Provided records:
• • • • •

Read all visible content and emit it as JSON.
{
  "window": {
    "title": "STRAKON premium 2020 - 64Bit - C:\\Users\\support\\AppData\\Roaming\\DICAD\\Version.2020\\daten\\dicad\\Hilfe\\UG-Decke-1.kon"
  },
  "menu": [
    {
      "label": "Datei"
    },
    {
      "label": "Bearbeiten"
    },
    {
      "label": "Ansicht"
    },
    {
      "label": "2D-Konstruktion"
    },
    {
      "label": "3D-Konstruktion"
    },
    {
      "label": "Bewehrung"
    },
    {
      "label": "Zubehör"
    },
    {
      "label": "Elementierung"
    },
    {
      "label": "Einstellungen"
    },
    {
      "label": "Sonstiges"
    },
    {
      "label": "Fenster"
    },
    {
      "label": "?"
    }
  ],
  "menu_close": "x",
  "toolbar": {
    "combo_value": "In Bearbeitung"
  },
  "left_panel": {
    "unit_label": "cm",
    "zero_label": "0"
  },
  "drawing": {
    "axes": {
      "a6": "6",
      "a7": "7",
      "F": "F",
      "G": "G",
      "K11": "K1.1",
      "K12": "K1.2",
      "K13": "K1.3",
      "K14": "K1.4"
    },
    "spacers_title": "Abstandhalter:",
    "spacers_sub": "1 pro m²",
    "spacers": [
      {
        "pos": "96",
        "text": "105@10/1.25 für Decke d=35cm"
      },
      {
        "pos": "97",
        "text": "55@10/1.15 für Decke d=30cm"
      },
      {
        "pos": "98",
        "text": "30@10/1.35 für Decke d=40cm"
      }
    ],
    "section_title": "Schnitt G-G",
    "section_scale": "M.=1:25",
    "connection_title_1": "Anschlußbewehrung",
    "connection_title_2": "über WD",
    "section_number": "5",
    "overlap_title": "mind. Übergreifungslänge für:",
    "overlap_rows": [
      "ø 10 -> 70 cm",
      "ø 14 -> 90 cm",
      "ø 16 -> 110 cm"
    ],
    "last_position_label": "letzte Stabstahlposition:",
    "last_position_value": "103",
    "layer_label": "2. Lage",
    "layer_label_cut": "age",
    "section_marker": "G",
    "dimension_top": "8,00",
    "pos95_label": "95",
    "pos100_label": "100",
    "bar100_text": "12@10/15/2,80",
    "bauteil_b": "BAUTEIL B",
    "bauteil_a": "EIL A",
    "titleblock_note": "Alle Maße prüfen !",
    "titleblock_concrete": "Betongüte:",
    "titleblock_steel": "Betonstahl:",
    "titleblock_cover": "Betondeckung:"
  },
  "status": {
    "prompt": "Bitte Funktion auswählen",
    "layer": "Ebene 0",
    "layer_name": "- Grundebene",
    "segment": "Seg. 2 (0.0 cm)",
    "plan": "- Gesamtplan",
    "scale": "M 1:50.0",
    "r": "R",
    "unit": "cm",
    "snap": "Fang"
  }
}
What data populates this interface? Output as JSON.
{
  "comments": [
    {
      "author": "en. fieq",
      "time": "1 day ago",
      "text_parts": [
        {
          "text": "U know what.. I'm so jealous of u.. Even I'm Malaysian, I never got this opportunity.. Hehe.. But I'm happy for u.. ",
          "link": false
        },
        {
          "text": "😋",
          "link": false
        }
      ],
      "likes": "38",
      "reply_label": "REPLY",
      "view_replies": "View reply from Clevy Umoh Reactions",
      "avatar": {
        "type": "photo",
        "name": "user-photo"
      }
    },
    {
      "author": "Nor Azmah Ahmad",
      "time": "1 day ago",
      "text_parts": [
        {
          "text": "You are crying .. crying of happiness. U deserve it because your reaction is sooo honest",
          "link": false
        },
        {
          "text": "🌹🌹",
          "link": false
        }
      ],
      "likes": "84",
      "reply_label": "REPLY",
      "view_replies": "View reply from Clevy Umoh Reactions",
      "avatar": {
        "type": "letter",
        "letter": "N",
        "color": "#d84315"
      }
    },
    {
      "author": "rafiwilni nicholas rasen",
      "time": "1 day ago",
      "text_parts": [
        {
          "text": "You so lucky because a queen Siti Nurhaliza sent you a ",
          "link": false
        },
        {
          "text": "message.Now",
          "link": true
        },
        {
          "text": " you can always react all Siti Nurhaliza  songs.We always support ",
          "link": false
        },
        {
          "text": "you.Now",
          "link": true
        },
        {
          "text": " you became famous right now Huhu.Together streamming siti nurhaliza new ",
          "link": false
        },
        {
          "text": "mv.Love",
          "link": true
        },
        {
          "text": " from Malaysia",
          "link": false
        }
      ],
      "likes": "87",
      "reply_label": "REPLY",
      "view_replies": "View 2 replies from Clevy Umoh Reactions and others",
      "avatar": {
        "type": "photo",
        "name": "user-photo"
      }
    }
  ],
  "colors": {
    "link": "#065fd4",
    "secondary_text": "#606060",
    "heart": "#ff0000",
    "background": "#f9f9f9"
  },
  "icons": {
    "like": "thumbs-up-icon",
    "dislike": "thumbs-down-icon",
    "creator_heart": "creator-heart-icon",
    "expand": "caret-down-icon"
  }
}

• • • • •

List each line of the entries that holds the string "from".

      "view_replies": "View reply from Clevy Umoh Reactions",
      "view_replies": "View reply from Clevy Umoh Reactions",
          "text": " from Malaysia",
      "view_replies": "View 2 replies from Clevy Umoh Reactions and others",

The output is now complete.